By Jack Gilroy
Over one-hundred years ago, November 11, 1918, the Great War, World War I, came to an end.
People around the world rejoiced and celebrated the end of hostilities, a time to declare peace. The following year of 1919, the day became known as Armistice Day. It was not a day to celebrate war and warriors, but a day to celebrate peace.
The British and German governments are issuing a unique joint appeal to communities across the world to ring their church and other bells in unison on Armistice Day at 11 a.m. to mark the 100th anniversary of the end of the awful slaughter.
It’s time for Americans to reclaim Armistice Day. In 1954, we dropped the name “Armistice Day” and adopted “Veterans Day.” We replaced a sacred day of thanksgiving for a day to glorify warriors. That was not the intent of veterans of WWI.
Veterans rejoiced at no more artillery and mortar rounds ripping through young bodies; mustard gas searing lungs and burning skin; the end of machine gun fire projecting 450 rounds per minute; innovation monster weapons of death, like tanks and weaponized aircraft that killed millions for Empire. People mourned for the mostly poor and working class drafted or lured by disinformation and lies of propaganda.

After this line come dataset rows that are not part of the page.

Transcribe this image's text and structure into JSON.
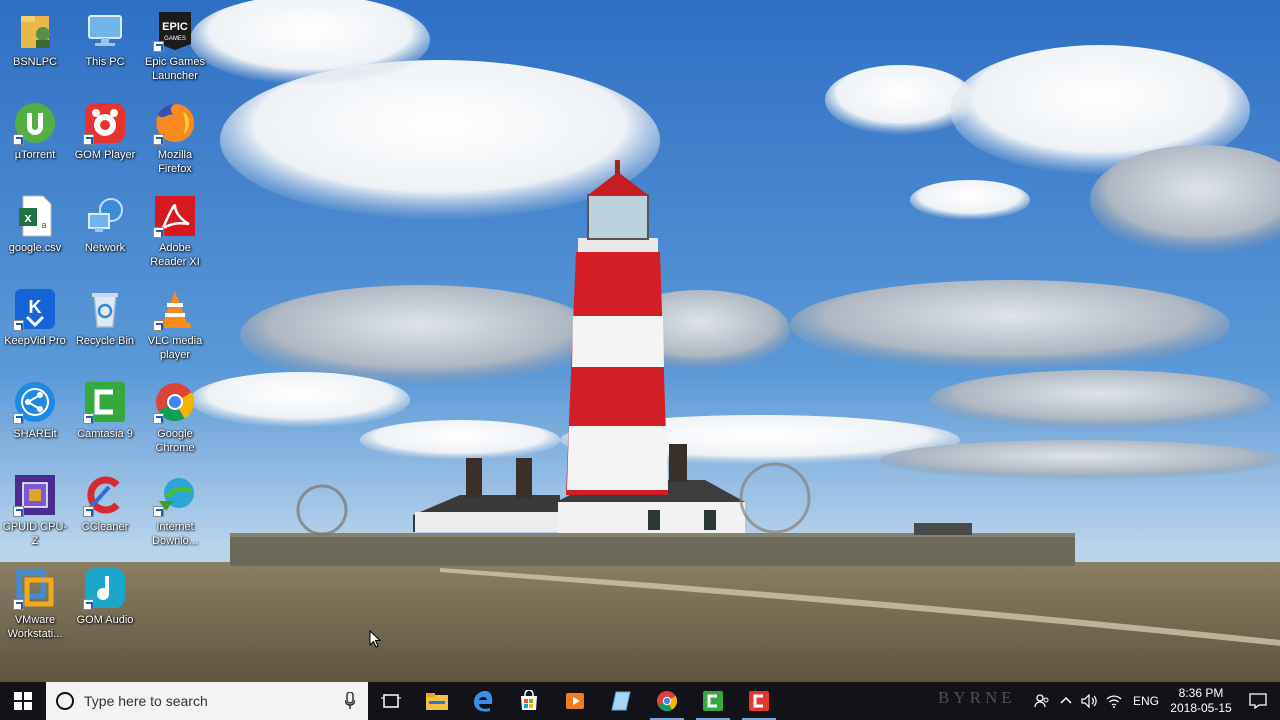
{
  "desktop": {
    "icons": [
      {
        "label": "BSNLPC",
        "icon": "user-folder-icon"
      },
      {
        "label": "This PC",
        "icon": "computer-icon"
      },
      {
        "label": "Epic Games Launcher",
        "icon": "epic-games-icon"
      },
      {
        "label": "µTorrent",
        "icon": "utorrent-icon"
      },
      {
        "label": "GOM Player",
        "icon": "gom-player-icon"
      },
      {
        "label": "Mozilla Firefox",
        "icon": "firefox-icon"
      },
      {
        "label": "google.csv",
        "icon": "excel-file-icon"
      },
      {
        "label": "Network",
        "icon": "network-icon"
      },
      {
        "label": "Adobe Reader XI",
        "icon": "adobe-reader-icon"
      },
      {
        "label": "KeepVid Pro",
        "icon": "keepvid-icon"
      },
      {
        "label": "Recycle Bin",
        "icon": "recycle-bin-icon"
      },
      {
        "label": "VLC media player",
        "icon": "vlc-icon"
      },
      {
        "label": "SHAREit",
        "icon": "shareit-icon"
      },
      {
        "label": "Camtasia 9",
        "icon": "camtasia-icon"
      },
      {
        "label": "Google Chrome",
        "icon": "chrome-icon"
      },
      {
        "label": "CPUID CPU-Z",
        "icon": "cpuz-icon"
      },
      {
        "label": "CCleaner",
        "icon": "ccleaner-icon"
      },
      {
        "label": "Internet Downlo...",
        "icon": "idm-icon"
      },
      {
        "label": "VMware Workstati...",
        "icon": "vmware-icon"
      },
      {
        "label": "GOM Audio",
        "icon": "gom-audio-icon"
      }
    ]
  },
  "taskbar": {
    "search_placeholder": "Type here to search",
    "pinned": [
      "task-view-icon",
      "file-explorer-icon",
      "edge-icon",
      "store-icon",
      "media-player-icon",
      "notes-icon",
      "chrome-icon",
      "camtasia-icon",
      "camtasia-recorder-icon"
    ],
    "tray": {
      "language": "ENG",
      "time": "8:36 PM",
      "date": "2018-05-15",
      "watermark": "BYRNE"
    }
  },
  "colors": {
    "taskbar_bg": "#111318",
    "sky": "#3b7fd0",
    "lighthouse_red": "#d21f26"
  }
}
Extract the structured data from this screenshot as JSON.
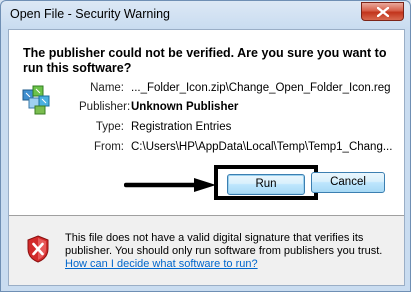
{
  "window": {
    "title": "Open File - Security Warning",
    "close_label": "Close"
  },
  "headline": "The publisher could not be verified.  Are you sure you want to run this software?",
  "details": {
    "name_label": "Name:",
    "name_value": "..._Folder_Icon.zip\\Change_Open_Folder_Icon.reg",
    "publisher_label": "Publisher:",
    "publisher_value": "Unknown Publisher",
    "type_label": "Type:",
    "type_value": "Registration Entries",
    "from_label": "From:",
    "from_value": "C:\\Users\\HP\\AppData\\Local\\Temp\\Temp1_Chang..."
  },
  "buttons": {
    "run_label": "Run",
    "cancel_label": "Cancel"
  },
  "footer": {
    "warning_text": "This file does not have a valid digital signature that verifies its publisher.  You should only run software from publishers you trust.",
    "help_link": "How can I decide what software to run?"
  },
  "icons": {
    "file": "registry-file-icon",
    "shield": "security-shield-icon",
    "annotation_arrow": "arrow-right-icon"
  },
  "colors": {
    "link": "#0066cc",
    "close_button": "#c8412a",
    "shield_red": "#cc2222",
    "highlight_box": "#000000"
  }
}
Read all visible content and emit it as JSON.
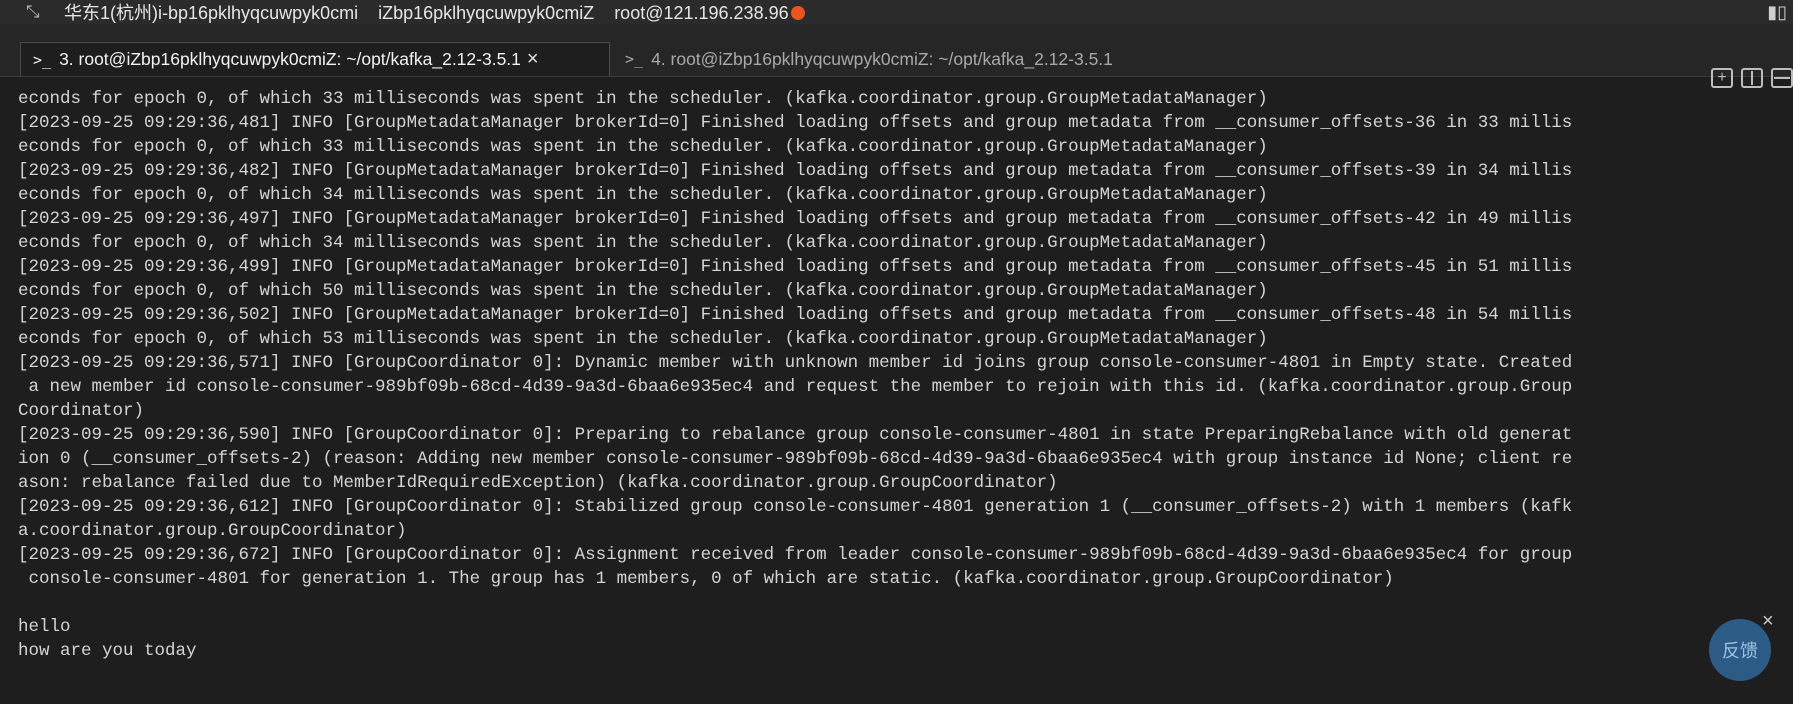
{
  "titlebar": {
    "region": "华东1(杭州)i-bp16pklhyqcuwpyk0cmi",
    "host": "iZbp16pklhyqcuwpyk0cmiZ",
    "login": "root@121.196.238.96"
  },
  "tabs": [
    {
      "label": "3. root@iZbp16pklhyqcuwpyk0cmiZ: ~/opt/kafka_2.12-3.5.1",
      "active": true
    },
    {
      "label": "4. root@iZbp16pklhyqcuwpyk0cmiZ: ~/opt/kafka_2.12-3.5.1",
      "active": false
    }
  ],
  "terminal": {
    "lines": [
      "econds for epoch 0, of which 33 milliseconds was spent in the scheduler. (kafka.coordinator.group.GroupMetadataManager)",
      "[2023-09-25 09:29:36,481] INFO [GroupMetadataManager brokerId=0] Finished loading offsets and group metadata from __consumer_offsets-36 in 33 millis",
      "econds for epoch 0, of which 33 milliseconds was spent in the scheduler. (kafka.coordinator.group.GroupMetadataManager)",
      "[2023-09-25 09:29:36,482] INFO [GroupMetadataManager brokerId=0] Finished loading offsets and group metadata from __consumer_offsets-39 in 34 millis",
      "econds for epoch 0, of which 34 milliseconds was spent in the scheduler. (kafka.coordinator.group.GroupMetadataManager)",
      "[2023-09-25 09:29:36,497] INFO [GroupMetadataManager brokerId=0] Finished loading offsets and group metadata from __consumer_offsets-42 in 49 millis",
      "econds for epoch 0, of which 34 milliseconds was spent in the scheduler. (kafka.coordinator.group.GroupMetadataManager)",
      "[2023-09-25 09:29:36,499] INFO [GroupMetadataManager brokerId=0] Finished loading offsets and group metadata from __consumer_offsets-45 in 51 millis",
      "econds for epoch 0, of which 50 milliseconds was spent in the scheduler. (kafka.coordinator.group.GroupMetadataManager)",
      "[2023-09-25 09:29:36,502] INFO [GroupMetadataManager brokerId=0] Finished loading offsets and group metadata from __consumer_offsets-48 in 54 millis",
      "econds for epoch 0, of which 53 milliseconds was spent in the scheduler. (kafka.coordinator.group.GroupMetadataManager)",
      "[2023-09-25 09:29:36,571] INFO [GroupCoordinator 0]: Dynamic member with unknown member id joins group console-consumer-4801 in Empty state. Created",
      " a new member id console-consumer-989bf09b-68cd-4d39-9a3d-6baa6e935ec4 and request the member to rejoin with this id. (kafka.coordinator.group.Group",
      "Coordinator)",
      "[2023-09-25 09:29:36,590] INFO [GroupCoordinator 0]: Preparing to rebalance group console-consumer-4801 in state PreparingRebalance with old generat",
      "ion 0 (__consumer_offsets-2) (reason: Adding new member console-consumer-989bf09b-68cd-4d39-9a3d-6baa6e935ec4 with group instance id None; client re",
      "ason: rebalance failed due to MemberIdRequiredException) (kafka.coordinator.group.GroupCoordinator)",
      "[2023-09-25 09:29:36,612] INFO [GroupCoordinator 0]: Stabilized group console-consumer-4801 generation 1 (__consumer_offsets-2) with 1 members (kafk",
      "a.coordinator.group.GroupCoordinator)",
      "[2023-09-25 09:29:36,672] INFO [GroupCoordinator 0]: Assignment received from leader console-consumer-989bf09b-68cd-4d39-9a3d-6baa6e935ec4 for group",
      " console-consumer-4801 for generation 1. The group has 1 members, 0 of which are static. (kafka.coordinator.group.GroupCoordinator)",
      "",
      "hello",
      "how are you today"
    ]
  },
  "feedback": {
    "label": "反馈",
    "close": "×"
  },
  "icons": {
    "tab_close": "×",
    "prompt": ">_"
  }
}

When Armistice Day was declared one year after the war, 1919, people were beginning to understand that the bloodshed was not about valor or glory or medals or service but about power and money. Just in the United States alone, 15,000 new millionaires were made in our short participation in the European war.Republican Herbert Hoover, director of the Food Administration in Democrat Woodrow Wilson’s administration, summed up the situation by noting: “Older men declare war, but it is the young who fight and die.” He could have added, “who fight and die for lies of the rich and powerful.”
Rory Fanning, a former U.S. Army Ranger with two deployments in Afghanistan and Iraq, has written: “It gets clearer and clearer with each passing year that Veterans Day is less about honoring veterans than it is about easing the guilty consciences of those who have sent others to kill and die for reasons that have very little to do with democracy and freedom.” (The Guardian, August 2014) Kurt Vonnegut, one of our great American writers, lived the misery of World War II as a U.S. infantryman in Europe. Vonnegut has one of his characters saying in “Breakfast of Champions”: “Armistice Day has become Veterans Day. Armistice Day was sacred. Veterans Day is not. So, I will throw Veterans Day over my shoulder. Armistice Day I will keep. I don’t want to throw away any sacred things. Veterans Day celebrates ‘heroes’ and encourages going off to kill and be killed in a future war — or one of our current wars.”